“Come to think of it,” said the founder who came up with the original concept. “All I ever wanted was to do what we were doing before we let other people dictate rules.”

The founders agree that they will never make the same mistake again. Now well-known, they start new businesses, attempting to get back that feeling of being a start-up. The problem, they recognise early, is that there is no urgency. Their businesses have plenty of money, and whatever they need is readily available, in the form of employees, marketing budgets, advisors and industry experts. They look longingly at start-ups that are seen to be under-resourced, but are still fighting with multinational corporations, and are innovating, creating and winning some battles.

The founders learn that the critical element of genuine innovation is necessity. Having less than is seen to be required, forces entrepreneurs to think, fight and go on the offensive; something they are more than prepared to do, due to a lack of reputation. They have nothing to lose. A plan to grow the business, turned into letting it take on a life of it’s own.

The founders realised that they had their chance and traded in their passion for money. They sold a part of themselves, not only the business, but their own identity as thinkers, fighters and innovators. They have become another success story, and too late they learned that success is dictated by others, and is a circumstance they cannot repair.

Ten years later they meet up again, and this time or have a clear understanding as to where things went wrong, and what they should have done.

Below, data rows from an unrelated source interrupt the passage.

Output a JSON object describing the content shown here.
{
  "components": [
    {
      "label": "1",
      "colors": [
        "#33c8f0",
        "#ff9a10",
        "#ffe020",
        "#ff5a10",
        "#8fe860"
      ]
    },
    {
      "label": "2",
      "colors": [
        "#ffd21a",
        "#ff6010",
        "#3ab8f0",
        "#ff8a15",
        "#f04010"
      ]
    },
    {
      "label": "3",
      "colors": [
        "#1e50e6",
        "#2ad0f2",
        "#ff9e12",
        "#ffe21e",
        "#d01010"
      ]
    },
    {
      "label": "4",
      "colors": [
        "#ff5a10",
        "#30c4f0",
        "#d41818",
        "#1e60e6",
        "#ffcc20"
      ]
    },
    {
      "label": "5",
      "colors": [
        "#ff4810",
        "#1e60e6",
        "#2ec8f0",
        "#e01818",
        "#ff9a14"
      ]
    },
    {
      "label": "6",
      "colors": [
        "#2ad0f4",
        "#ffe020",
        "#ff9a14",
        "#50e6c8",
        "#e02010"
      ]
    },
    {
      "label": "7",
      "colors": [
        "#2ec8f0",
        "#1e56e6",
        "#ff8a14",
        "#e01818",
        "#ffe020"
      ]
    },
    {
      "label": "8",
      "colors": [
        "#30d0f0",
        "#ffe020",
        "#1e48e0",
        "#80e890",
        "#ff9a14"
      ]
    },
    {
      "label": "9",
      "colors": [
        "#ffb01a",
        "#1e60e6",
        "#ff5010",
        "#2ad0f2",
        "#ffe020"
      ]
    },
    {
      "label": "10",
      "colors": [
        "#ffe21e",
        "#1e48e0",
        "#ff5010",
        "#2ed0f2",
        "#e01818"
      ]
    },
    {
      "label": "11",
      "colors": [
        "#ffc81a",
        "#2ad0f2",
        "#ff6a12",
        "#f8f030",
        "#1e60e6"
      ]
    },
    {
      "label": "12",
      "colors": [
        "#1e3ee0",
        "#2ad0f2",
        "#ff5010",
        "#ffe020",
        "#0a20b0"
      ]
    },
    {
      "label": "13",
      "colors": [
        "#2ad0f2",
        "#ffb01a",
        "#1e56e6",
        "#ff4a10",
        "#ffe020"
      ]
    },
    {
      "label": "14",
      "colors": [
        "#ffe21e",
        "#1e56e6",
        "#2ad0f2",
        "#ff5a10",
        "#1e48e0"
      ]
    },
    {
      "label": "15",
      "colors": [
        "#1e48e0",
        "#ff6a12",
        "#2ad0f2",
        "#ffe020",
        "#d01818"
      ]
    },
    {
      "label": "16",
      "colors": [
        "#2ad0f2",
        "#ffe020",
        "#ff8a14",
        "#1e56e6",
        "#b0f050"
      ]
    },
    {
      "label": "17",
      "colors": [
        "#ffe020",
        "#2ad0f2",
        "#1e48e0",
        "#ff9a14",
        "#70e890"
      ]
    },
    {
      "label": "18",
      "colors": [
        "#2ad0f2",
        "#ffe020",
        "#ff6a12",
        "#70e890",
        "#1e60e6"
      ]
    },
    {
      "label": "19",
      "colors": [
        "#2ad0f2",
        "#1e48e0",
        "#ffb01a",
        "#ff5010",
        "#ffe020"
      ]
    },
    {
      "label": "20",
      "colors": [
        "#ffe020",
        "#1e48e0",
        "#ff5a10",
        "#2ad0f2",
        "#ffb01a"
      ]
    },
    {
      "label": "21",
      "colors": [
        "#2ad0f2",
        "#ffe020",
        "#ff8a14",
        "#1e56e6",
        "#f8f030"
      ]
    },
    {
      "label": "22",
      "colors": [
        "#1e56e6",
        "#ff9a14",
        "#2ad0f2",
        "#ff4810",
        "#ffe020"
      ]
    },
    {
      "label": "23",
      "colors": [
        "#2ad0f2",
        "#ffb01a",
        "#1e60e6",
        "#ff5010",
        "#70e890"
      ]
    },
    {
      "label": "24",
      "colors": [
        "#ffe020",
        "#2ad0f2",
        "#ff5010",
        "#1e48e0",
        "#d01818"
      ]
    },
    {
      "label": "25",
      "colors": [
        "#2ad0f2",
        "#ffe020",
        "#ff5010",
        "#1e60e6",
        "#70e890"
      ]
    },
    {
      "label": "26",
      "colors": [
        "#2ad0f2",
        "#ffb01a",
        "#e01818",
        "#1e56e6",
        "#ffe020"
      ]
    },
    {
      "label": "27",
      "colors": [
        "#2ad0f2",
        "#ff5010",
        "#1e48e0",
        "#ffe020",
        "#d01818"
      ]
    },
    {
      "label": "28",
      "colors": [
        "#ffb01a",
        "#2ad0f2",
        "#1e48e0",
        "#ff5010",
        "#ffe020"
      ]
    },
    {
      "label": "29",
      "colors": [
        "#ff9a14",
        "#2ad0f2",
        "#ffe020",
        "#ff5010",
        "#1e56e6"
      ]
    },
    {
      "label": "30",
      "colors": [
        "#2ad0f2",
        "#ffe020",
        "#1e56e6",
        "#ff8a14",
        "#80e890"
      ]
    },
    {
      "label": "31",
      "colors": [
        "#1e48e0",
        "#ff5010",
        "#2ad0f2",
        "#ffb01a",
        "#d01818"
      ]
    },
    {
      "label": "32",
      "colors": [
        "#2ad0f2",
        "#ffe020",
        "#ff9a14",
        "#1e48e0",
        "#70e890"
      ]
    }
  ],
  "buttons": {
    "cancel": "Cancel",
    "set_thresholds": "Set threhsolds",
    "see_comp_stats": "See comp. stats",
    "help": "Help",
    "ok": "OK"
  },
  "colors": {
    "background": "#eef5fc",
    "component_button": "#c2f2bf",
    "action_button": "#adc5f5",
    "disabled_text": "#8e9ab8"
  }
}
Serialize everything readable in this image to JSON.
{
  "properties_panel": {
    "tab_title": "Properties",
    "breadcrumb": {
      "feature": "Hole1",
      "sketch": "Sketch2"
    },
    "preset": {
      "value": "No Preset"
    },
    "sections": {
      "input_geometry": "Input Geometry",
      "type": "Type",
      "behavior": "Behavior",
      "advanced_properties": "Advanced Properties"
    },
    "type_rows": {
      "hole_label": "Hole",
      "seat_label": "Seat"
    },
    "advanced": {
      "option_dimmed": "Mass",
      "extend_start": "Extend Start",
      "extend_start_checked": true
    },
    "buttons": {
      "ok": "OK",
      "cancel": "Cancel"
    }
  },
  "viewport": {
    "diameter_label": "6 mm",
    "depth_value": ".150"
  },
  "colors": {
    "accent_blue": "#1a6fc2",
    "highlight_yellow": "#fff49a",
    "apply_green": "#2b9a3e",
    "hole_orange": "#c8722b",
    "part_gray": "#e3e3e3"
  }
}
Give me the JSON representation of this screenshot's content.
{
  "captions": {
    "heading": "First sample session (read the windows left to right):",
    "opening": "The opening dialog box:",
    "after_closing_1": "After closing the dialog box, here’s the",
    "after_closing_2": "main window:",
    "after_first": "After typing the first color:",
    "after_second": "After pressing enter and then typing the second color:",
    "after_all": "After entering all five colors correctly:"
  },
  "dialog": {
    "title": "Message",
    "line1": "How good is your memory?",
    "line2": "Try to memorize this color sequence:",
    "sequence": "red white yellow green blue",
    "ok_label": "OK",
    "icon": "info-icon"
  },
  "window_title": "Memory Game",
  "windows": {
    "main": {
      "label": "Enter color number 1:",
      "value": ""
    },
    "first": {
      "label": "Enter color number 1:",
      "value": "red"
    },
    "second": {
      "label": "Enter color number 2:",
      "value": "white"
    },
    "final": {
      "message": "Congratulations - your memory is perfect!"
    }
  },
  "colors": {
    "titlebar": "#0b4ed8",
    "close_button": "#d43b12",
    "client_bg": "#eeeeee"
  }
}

“I always thought of growth and aggressive business practice as a short-term necessity,” says one. “If I stopped and thought about that at the time, I would have understood that we only have a short amount of time on earth, and having fun, thinking, and coming up with new ideas is what I love doing. We should have just kept doing that, and ignored the investors, managers and experts.

“We were told what we should want, and that’s what we went after,” says another.

All agree that their children will learn from their mistakes.

“My kids are going to understand the importance of doing something you love, not just cashing out in order to do what you want; because when you think about it, you already are,” says the former head of finance. “Grow the business, then forgive it for not being perfect. That’s what we should have done.”

All agree it was fun while it lasted, and to teach the kids that listening to your own instincts, even at the expense of an expert’s opinion, is the most important thing a genuine innovator could ever do.